- April 17, 1947 Atomic Energy Commission memo from Colonel O.G. Haywood, Jr. to Dr. Fidler at the Oak Ridge Laboratory in Tennessee, [[w:Advisory Committee on Human Radiation Experiments|]], retrieved July 15, 2013.
- In 1991 Russia began implementing reforms recommended by the United States and the International Monetary Fund. By 1998 the Russian Gross Domestic Product had fallen by roughly 40 percent. Life expectancy fell by 7 years for men and 3 for women. Russian-U.S. history also includes the participation of the United States military in the [[w:Allied intervention in the Russian Civil War|]], attempting to restore the power of the Tsar after he was overthrown in 1917. A vast majority of the soviet population supported the Communists and helped them defeat the [[w:White movement|]] and its foreign allies supporting the Tsar. As of July 7, 2013, Snowden had received offers of asylum from Bolivia, Nicaragua, and Venezuela. Tracking Snowden's asylum options, CNN World, July 6, 2013, retrieved July 7, 2013 The U.S. has a long history of involvement in the internal affairs of Bolivia including supporting many military coups. Recent history includes numerous allegations of U.S. support for opposition political movements in Bolivia including a secessionist movement in the Department of Santa Cruz, which includes over a third of Bolivian territory and a quarter of its population. [[w:Daniel Orgega|]], the current president of Nicaragua, was also president during the 1986 w:Iran-Contra affair, when it was established that U.S. government officials sold arms to Iran to get money to fund the [[w:Contras|]] in their war against the Nicaraguan government; at that time existing U.S. law prohibited both trade with Iran and support for the Contra war. The U.S. is widely believed to have instigated the [[w:2002 Venezuelan coup d'état attempt|]].
- Bacevich (2008, p. 89)
- “The ineptitude of the federal government is especially acute when it comes to national security ... . The national security state that evolved during World War II and through the long decades of the Cold War endangers the nation it was created to protect. It undermines rather than enhances security.” Bacevich (2008, p. 72)
- Goodman, Amy (July 4, 2013), How the Pentagon Papers Came to be Published By the Beacon Press Told by Daniel Ellsberg & Others, Democracy Now, retrieved July 9, 2013 "The Next War", Harper's Magazine, October 2006, retrieved July 9, 2013
- Bacevich (2008, p. 89)

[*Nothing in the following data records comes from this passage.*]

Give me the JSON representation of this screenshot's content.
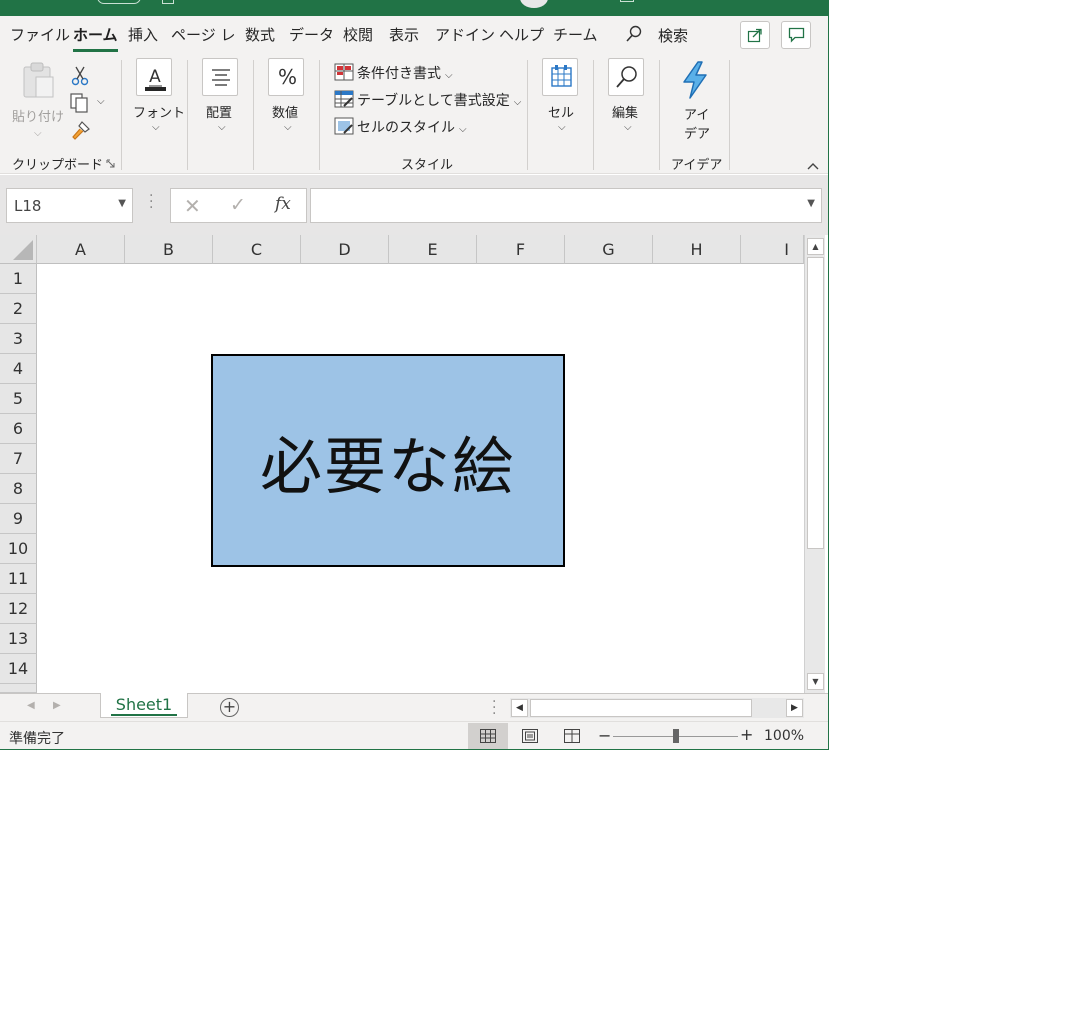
{
  "menu": {
    "tabs": [
      "ファイル",
      "ホーム",
      "挿入",
      "ページ レ",
      "数式",
      "データ",
      "校閲",
      "表示",
      "アドイン",
      "ヘルプ",
      "チーム"
    ],
    "search_label": "検索"
  },
  "ribbon": {
    "paste_label": "貼り付け",
    "clipboard_group": "クリップボード",
    "font_label": "フォント",
    "alignment_label": "配置",
    "number_label": "数値",
    "conditional_format": "条件付き書式",
    "format_as_table": "テーブルとして書式設定",
    "cell_styles": "セルのスタイル",
    "styles_group": "スタイル",
    "cells_label": "セル",
    "editing_label": "編集",
    "ideas_label_1": "アイ",
    "ideas_label_2": "デア",
    "ideas_group": "アイデア",
    "percent_symbol": "%",
    "fx_symbol": "fx"
  },
  "formula_bar": {
    "name_box": "L18",
    "formula": ""
  },
  "grid": {
    "columns": [
      "A",
      "B",
      "C",
      "D",
      "E",
      "F",
      "G",
      "H",
      "I"
    ],
    "rows": [
      "1",
      "2",
      "3",
      "4",
      "5",
      "6",
      "7",
      "8",
      "9",
      "10",
      "11",
      "12",
      "13",
      "14"
    ]
  },
  "shape": {
    "text": "必要な絵",
    "fill_color": "#9dc3e6"
  },
  "sheets": {
    "active": "Sheet1"
  },
  "status": {
    "text": "準備完了",
    "zoom": "100%"
  },
  "colors": {
    "accent": "#217346"
  }
}
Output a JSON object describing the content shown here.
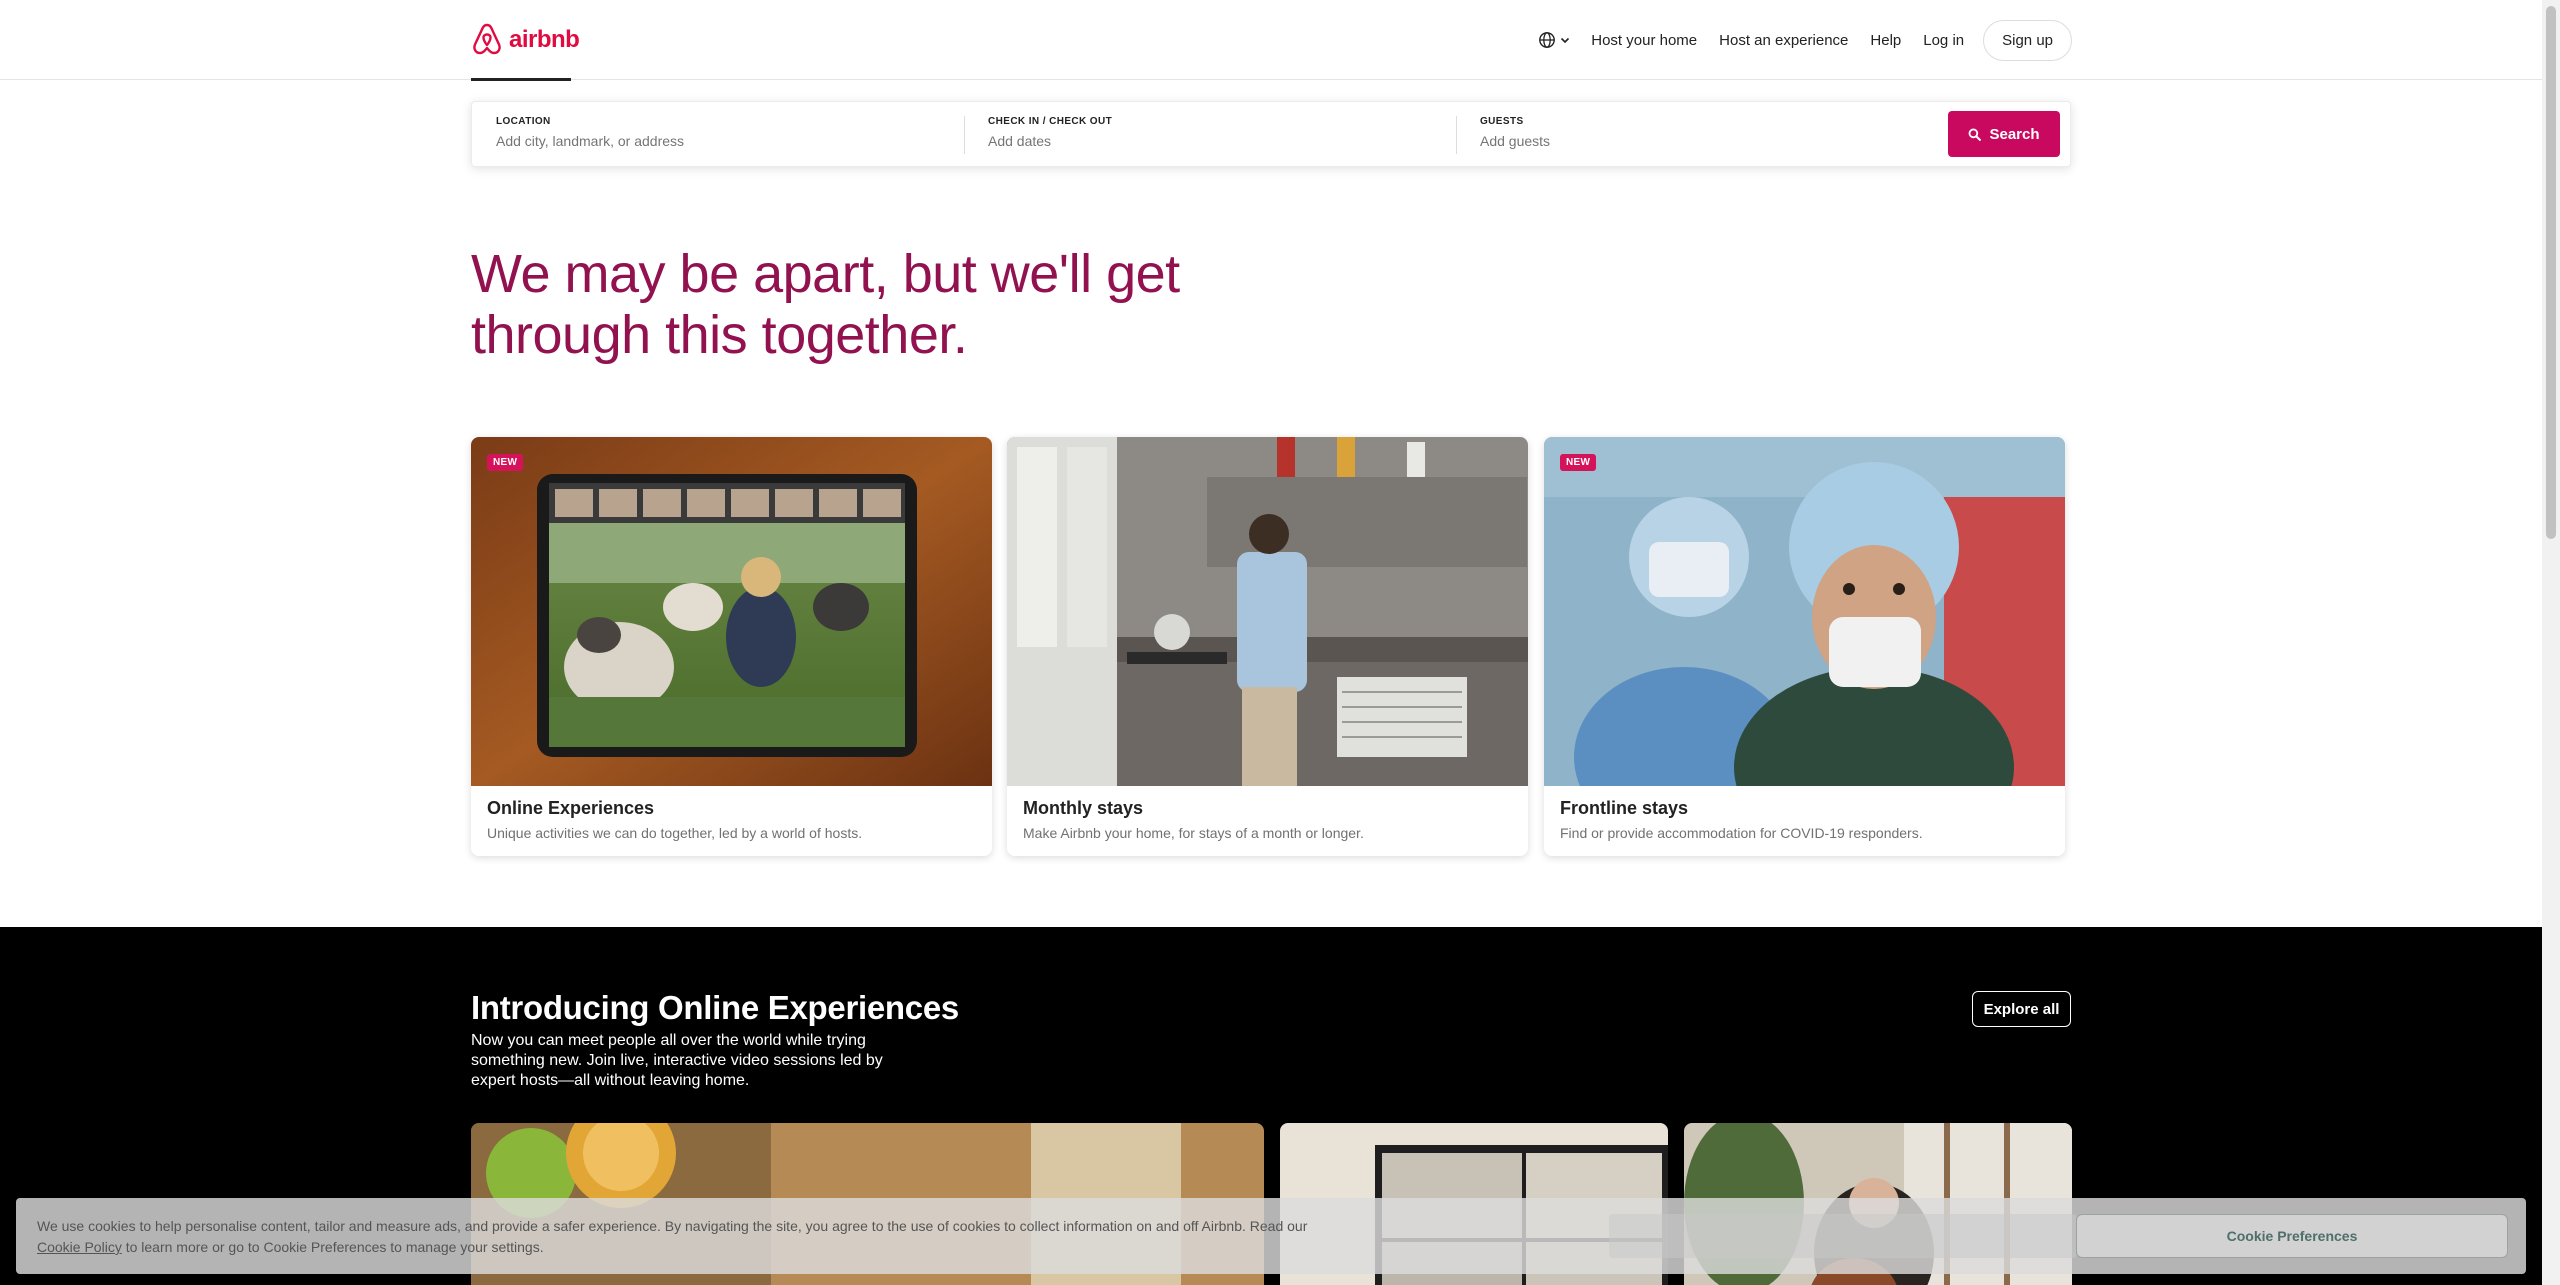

- McChesney and Nichols (2010, pp. 51-53, 191-192, 267-268, 274, 283-284, 308)
- McChesney and Nichols (2010, p. 168 and appendix 2)
- McChesney and Nichols (2010, p. 191)
- McChesney and Nichols (2010, p. 201)